Gunmen have attacked the remote village of Njaba in northeast Nigeria, killing scores of residents, including many teenagers. Survivors and military sources have blamed Boko Haram insurgents.
Survivors said as many as 68 people were killed in the dawn attack on Thursday and accused the gunmen of deliberately targeting children.
The AFP news agency quoted witnesses as saying heavily armed militants stormed the village in Borno state "from all directions" and then fired on fleeing residents, including "teenagers and the elderly."
"The terrorists were armed to the teeth," added Falmata Bisika. "Four of my grandchildren have been killed."
The 62-year-old woman spoke to reporters in Maidurguri after she had fled to the Borno state capital about 100 kilometers (60 miles) to the north.
Mimuni Haruna, 42, said he hid in a silo at the back of his house during the prolonged attack before fleeing to Maiduguri.
"I participated in the counting of dead bodies.
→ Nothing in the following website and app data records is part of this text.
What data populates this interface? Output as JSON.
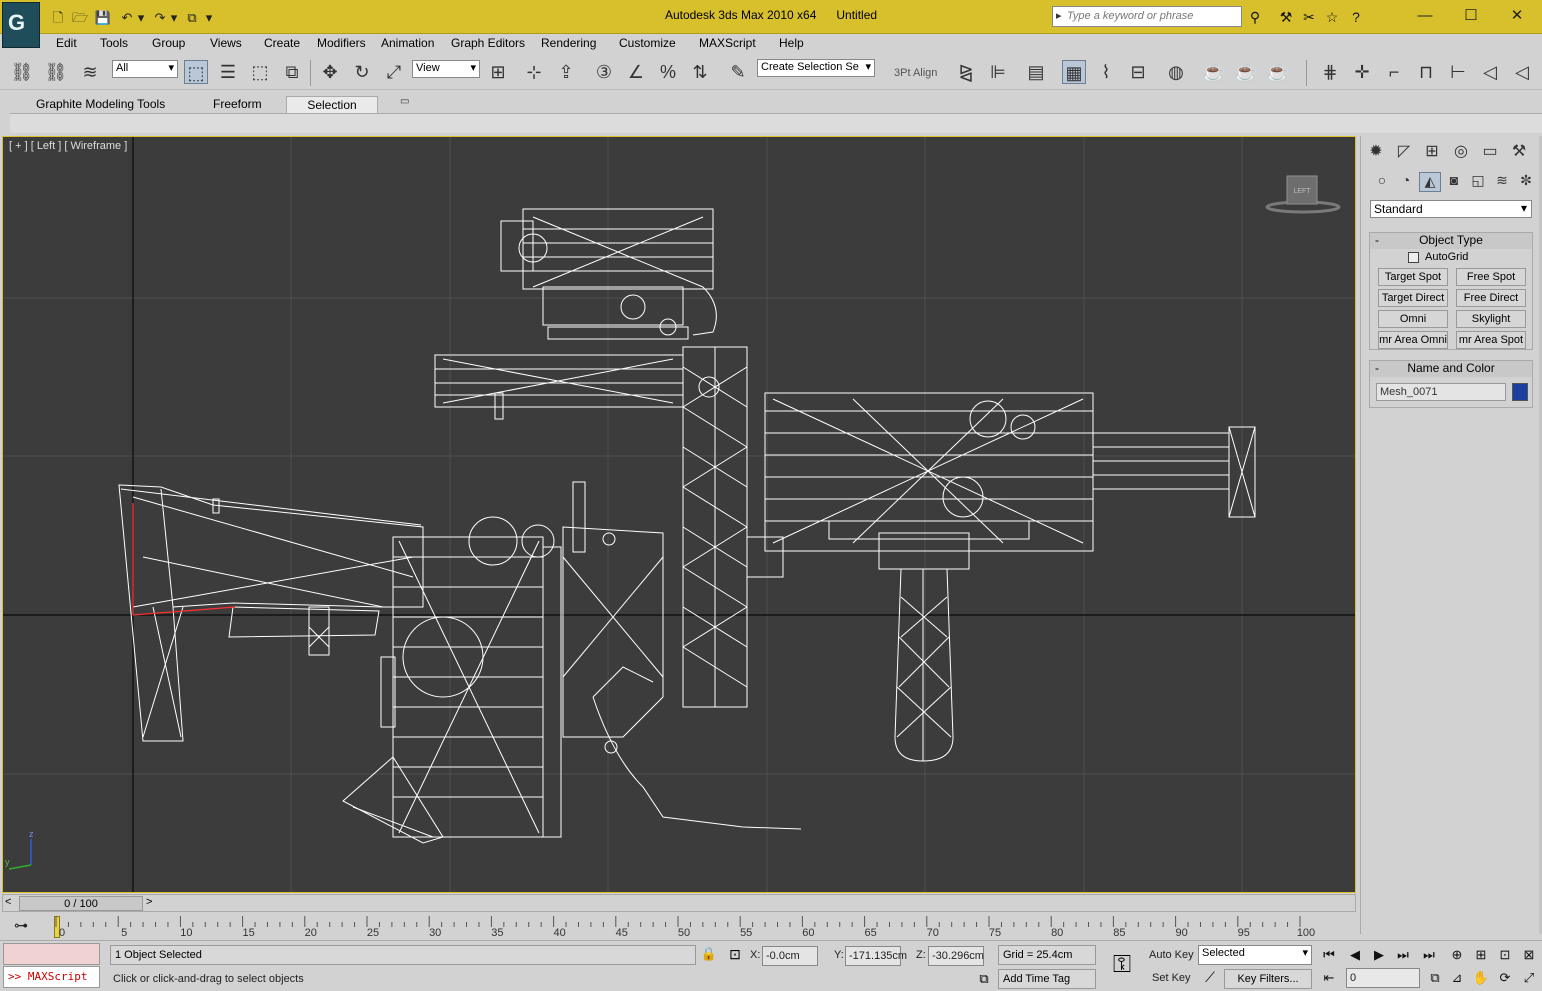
{
  "app": {
    "title": "Autodesk 3ds Max  2010 x64",
    "document": "Untitled",
    "logo_glyph": "G",
    "search_placeholder": "Type a keyword or phrase"
  },
  "menu": [
    "Edit",
    "Tools",
    "Group",
    "Views",
    "Create",
    "Modifiers",
    "Animation",
    "Graph Editors",
    "Rendering",
    "Customize",
    "MAXScript",
    "Help"
  ],
  "toolbar": {
    "filter_select": "All",
    "ref_coord_select": "View",
    "named_selection": "Create Selection Se",
    "align_label": "3Pt Align"
  },
  "ribbon": {
    "tabs": [
      "Graphite Modeling Tools",
      "Freeform",
      "Selection"
    ],
    "active_tab": "Selection"
  },
  "viewport": {
    "label": "[ + ] [ Left ] [ Wireframe ]",
    "viewcube_label": "LEFT",
    "axis_labels": {
      "z": "z",
      "y": "y"
    }
  },
  "command_panel": {
    "category": "Standard",
    "object_type": {
      "title": "Object Type",
      "autogrid": "AutoGrid",
      "buttons": [
        "Target Spot",
        "Free Spot",
        "Target Direct",
        "Free Direct",
        "Omni",
        "Skylight",
        "mr Area Omni",
        "mr Area Spot"
      ]
    },
    "name_color": {
      "title": "Name and Color",
      "name": "Mesh_0071",
      "swatch_color": "#1a3fa0"
    }
  },
  "timeline": {
    "slider": "0 / 100",
    "ticks": [
      "0",
      "5",
      "10",
      "15",
      "20",
      "25",
      "30",
      "35",
      "40",
      "45",
      "50",
      "55",
      "60",
      "65",
      "70",
      "75",
      "80",
      "85",
      "90",
      "95",
      "100"
    ]
  },
  "status": {
    "maxscript_label": ">> MAXScript",
    "selection_info": "1 Object Selected",
    "prompt": "Click or click-and-drag to select objects",
    "x_label": "X:",
    "x_value": "-0.0cm",
    "y_label": "Y:",
    "y_value": "-171.135cm",
    "z_label": "Z:",
    "z_value": "-30.296cm",
    "grid": "Grid = 25.4cm",
    "add_time_tag": "Add Time Tag",
    "auto_key": "Auto Key",
    "set_key": "Set Key",
    "key_mode_select": "Selected",
    "key_filters": "Key Filters...",
    "frame_value": "0"
  },
  "colors": {
    "title_bar": "#d8c02c",
    "viewport_bg": "#3c3c3c",
    "wire": "#ffffff"
  }
}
Sixty-eight people were killed," Haruna told AFP.
Local protection force leader Ali Mulai said the "victims included boys and girls between the ages of 13 and 19 and other older residents who were either shot dead or slaughtered."
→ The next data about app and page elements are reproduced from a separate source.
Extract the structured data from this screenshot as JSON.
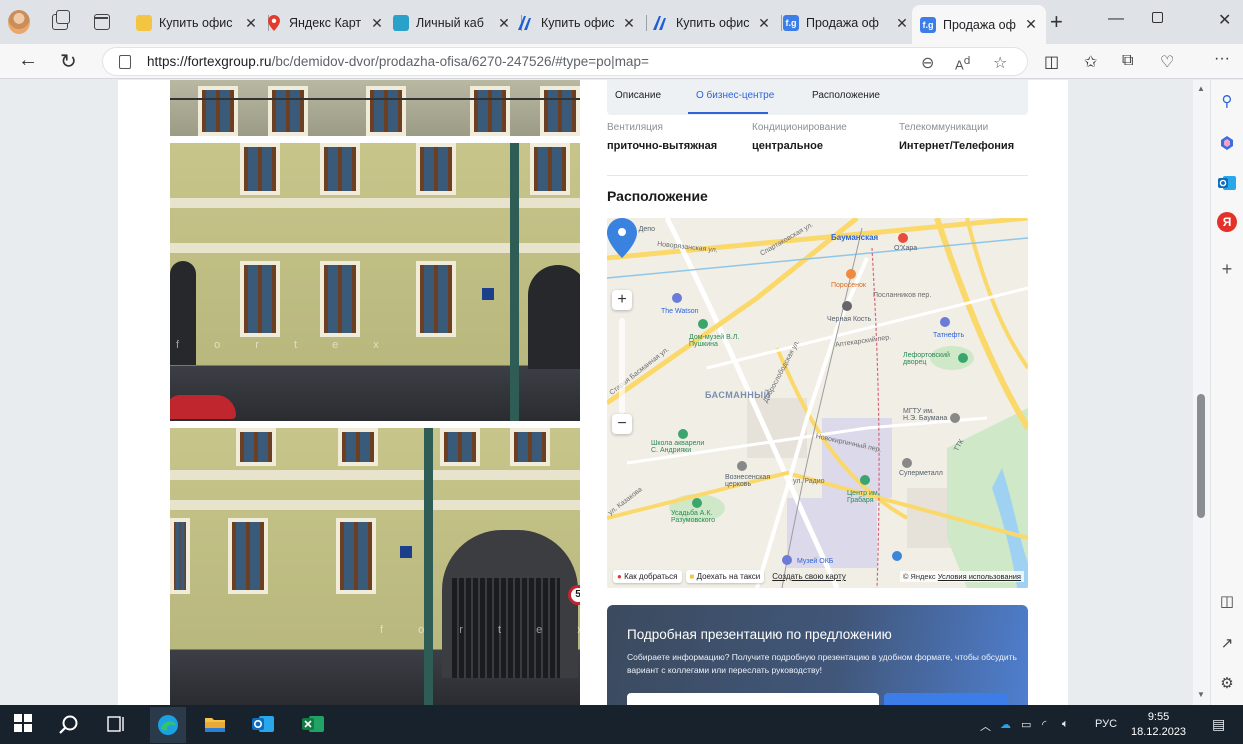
{
  "browser": {
    "tabs": [
      {
        "title": "Купить офис",
        "favicon_color": "#f4c542",
        "favicon_glyph": ""
      },
      {
        "title": "Яндекс Карт",
        "favicon_color": "#e23b2e",
        "favicon_glyph": ""
      },
      {
        "title": "Личный каб",
        "favicon_color": "#2aa1c9",
        "favicon_glyph": ""
      },
      {
        "title": "Купить офис",
        "favicon_color": "#1e5fd6",
        "favicon_glyph": ""
      },
      {
        "title": "Купить офис",
        "favicon_color": "#1e5fd6",
        "favicon_glyph": ""
      },
      {
        "title": "Продажа оф",
        "favicon_color": "#3d7de8",
        "favicon_glyph": "f.g"
      },
      {
        "title": "Продажа оф",
        "favicon_color": "#3d7de8",
        "favicon_glyph": "f.g"
      }
    ],
    "url_host": "https://fortexgroup.ru",
    "url_path": "/bc/demidov-dvor/prodazha-ofisa/6270-247526/#type=po|map=",
    "tab_close_glyph": "✕",
    "new_tab_glyph": "+"
  },
  "page": {
    "tabs": [
      {
        "label": "Описание"
      },
      {
        "label": "О бизнес-центре"
      },
      {
        "label": "Расположение"
      }
    ],
    "specs": [
      {
        "key": "Вентиляция",
        "value": "приточно-вытяжная"
      },
      {
        "key": "Кондиционирование",
        "value": "центральное"
      },
      {
        "key": "Телекоммуникации",
        "value": "Интернет/Телефония"
      }
    ],
    "location_title": "Расположение",
    "photo_watermark": "f o r t e x",
    "sign_number": "5",
    "map": {
      "labels": {
        "station": "вокзала, Депо",
        "metro": "Бауманская",
        "oxara": "О'Хара",
        "novoryazan": "Новорязанская ул.",
        "spartak": "Спартаковская ул.",
        "poroseno": "Поросенок",
        "watson": "The Watson",
        "dom_muzey": "Дом-музей В.Л. Пушкина",
        "chernaya": "Черная Кость",
        "posl": "Посланников пер.",
        "tatneft": "Татнефть",
        "lefort": "Лефортовский дворец",
        "aptekarsky": "Аптекарский пер.",
        "staraya": "Старая Басманная ул.",
        "basmanny": "БАСМАННЫЙ",
        "dobroslob": "Доброслободская ул.",
        "mgtu": "МГТУ им. Н.Э. Баумана",
        "shkola": "Школа акварели С. Андрияки",
        "voznes": "Вознесенская церковь",
        "radio": "ул. Радио",
        "tsentr": "Центр им. Грабаря",
        "supermetall": "Суперметалл",
        "usadba": "Усадьба А.К. Разумовского",
        "kazakova": "ул. Казакова",
        "muzey_okb": "Музей ОКБ",
        "ttk": "ТТК",
        "novokurg": "Новокирпичный пер."
      },
      "route_btn": "Как добраться",
      "taxi_btn": "Доехать на такси",
      "create_link": "Создать свою карту",
      "copyright_prefix": "© Яндекс",
      "terms": "Условия использования",
      "zoom_in": "+",
      "zoom_out": "−"
    },
    "promo": {
      "title": "Подробная презентацию по предложению",
      "text": "Собираете информацию? Получите подробную презентацию в удобном формате, чтобы обсудить вариант с коллегами или переслать руководству!"
    }
  },
  "sidebar": {
    "items": [
      "search-icon",
      "copilot-icon",
      "outlook-icon",
      "yandex-icon",
      "add-icon"
    ],
    "yandex_glyph": "Я",
    "add_glyph": "+"
  },
  "taskbar": {
    "lang": "РУС",
    "time": "9:55",
    "date": "18.12.2023"
  }
}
A Nigerian military source quoted by Reuters said service personnel "couldn't access the area" because the village was "very remote."
President Goodluck Jonathan, who is seeking re-election in a poll postponed until March 28, has been widely criticized for failing to stem the insurgents' six-year campaign that has claimed thousands of lives and displaced over 1.5 million people.
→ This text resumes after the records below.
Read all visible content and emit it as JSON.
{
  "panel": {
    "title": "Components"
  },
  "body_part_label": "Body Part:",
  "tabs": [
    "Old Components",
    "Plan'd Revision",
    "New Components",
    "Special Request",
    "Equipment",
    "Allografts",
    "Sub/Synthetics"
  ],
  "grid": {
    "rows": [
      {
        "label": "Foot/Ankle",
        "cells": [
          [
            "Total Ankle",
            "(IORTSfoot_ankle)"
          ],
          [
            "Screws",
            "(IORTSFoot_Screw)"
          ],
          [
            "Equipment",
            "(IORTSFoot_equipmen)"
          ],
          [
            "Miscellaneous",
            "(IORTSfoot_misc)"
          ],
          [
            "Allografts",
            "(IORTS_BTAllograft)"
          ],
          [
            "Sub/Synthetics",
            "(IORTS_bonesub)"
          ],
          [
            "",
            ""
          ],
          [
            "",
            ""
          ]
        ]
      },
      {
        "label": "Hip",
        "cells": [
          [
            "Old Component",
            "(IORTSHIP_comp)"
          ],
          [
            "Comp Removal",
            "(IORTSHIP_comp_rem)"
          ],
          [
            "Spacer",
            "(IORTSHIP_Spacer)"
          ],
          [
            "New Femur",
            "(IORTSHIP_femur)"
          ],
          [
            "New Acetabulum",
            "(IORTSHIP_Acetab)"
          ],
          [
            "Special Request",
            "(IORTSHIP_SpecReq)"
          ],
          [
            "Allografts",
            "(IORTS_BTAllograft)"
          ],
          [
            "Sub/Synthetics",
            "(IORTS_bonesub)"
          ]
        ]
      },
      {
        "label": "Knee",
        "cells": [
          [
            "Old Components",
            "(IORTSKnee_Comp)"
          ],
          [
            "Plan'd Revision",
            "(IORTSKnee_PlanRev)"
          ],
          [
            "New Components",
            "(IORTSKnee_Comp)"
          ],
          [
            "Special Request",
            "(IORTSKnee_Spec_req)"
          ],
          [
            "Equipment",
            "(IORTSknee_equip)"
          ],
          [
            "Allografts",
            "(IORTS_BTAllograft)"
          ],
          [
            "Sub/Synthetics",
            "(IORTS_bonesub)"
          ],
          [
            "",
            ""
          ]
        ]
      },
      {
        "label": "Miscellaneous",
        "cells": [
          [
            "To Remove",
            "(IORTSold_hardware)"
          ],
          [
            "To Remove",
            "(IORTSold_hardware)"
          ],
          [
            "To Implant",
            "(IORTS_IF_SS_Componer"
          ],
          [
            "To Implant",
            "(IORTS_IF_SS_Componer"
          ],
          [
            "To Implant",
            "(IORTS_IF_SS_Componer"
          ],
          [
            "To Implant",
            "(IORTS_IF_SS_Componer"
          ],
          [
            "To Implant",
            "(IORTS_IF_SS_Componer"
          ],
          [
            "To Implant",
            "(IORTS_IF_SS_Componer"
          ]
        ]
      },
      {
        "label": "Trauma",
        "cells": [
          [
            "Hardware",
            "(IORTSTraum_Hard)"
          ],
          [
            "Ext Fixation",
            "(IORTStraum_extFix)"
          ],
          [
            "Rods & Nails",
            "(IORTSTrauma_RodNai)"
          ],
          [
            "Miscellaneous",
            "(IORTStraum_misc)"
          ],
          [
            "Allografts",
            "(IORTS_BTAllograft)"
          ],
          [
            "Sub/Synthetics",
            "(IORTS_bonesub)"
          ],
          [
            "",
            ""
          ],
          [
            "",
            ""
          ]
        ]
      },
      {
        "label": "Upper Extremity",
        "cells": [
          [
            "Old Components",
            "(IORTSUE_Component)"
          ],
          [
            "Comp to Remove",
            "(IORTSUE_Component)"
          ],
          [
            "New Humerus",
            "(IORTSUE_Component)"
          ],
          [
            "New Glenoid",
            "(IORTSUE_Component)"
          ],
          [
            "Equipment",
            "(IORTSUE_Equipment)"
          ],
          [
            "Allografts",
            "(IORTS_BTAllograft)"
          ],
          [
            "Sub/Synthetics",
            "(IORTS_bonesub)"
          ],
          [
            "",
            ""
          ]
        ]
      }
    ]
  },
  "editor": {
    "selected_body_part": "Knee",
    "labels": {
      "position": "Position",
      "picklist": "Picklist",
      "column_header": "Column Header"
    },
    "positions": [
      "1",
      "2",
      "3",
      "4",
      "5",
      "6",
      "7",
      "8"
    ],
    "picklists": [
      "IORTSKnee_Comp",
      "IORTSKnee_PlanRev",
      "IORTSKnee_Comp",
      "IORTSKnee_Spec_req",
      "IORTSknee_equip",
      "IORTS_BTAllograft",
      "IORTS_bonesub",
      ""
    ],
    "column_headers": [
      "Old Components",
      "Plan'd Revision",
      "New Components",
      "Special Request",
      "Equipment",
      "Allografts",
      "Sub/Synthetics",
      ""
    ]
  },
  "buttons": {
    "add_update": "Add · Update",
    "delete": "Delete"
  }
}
Insurgents 'converge' on Gwoza
Eastern Nigerian senator Ali Ndume said insurgents had in recent days converged on the northeastern town of Gwoza, a Boko Haram headquarters near Nigeria's border with Cameroon.
Ndume said the group appeared to be preparing to defend Gwoza from an expected military advance, possibly by Chadian troops.
Operating with Nigeria's permission, Chadian forces have recently seized back from Boko Haram some important towns in Borno state.
Many residents fled Gwoza when the insurgents took over last June, but some elderly residents remained.
One witness told AFP on Thursday that remaining elderly male residents were rounded up on Tuesday and executed in front of their wives.
"The Boko Haram men brought out brand new guns from cartons, tested them and shot dead all the men who they forced to lie face down," the witness said.
Chad's Deby warns Shakau
On Wednesday, Chadian President Idriss Deby said he knew the whereabouts of Boko Haram leader Abubakar Shekau and called on him to surrender.
Deby said Shekau had fled the town of Dikwa last month when Chadian troops chased out Boko Haram fighters.
Schoolgirls' parents meet officials
In Maiduguri, parents and relatives of 200 schoolgirls abducted last year by Boko Haram have met with Nigerian government officials behind closed doors.
On television, President Jonathan said he believed the sect was still holding the girls in northeastern Nigeria as human shields to foil potential rescue bids.
ipj/sms (AFP, Reuters, dpa, AP)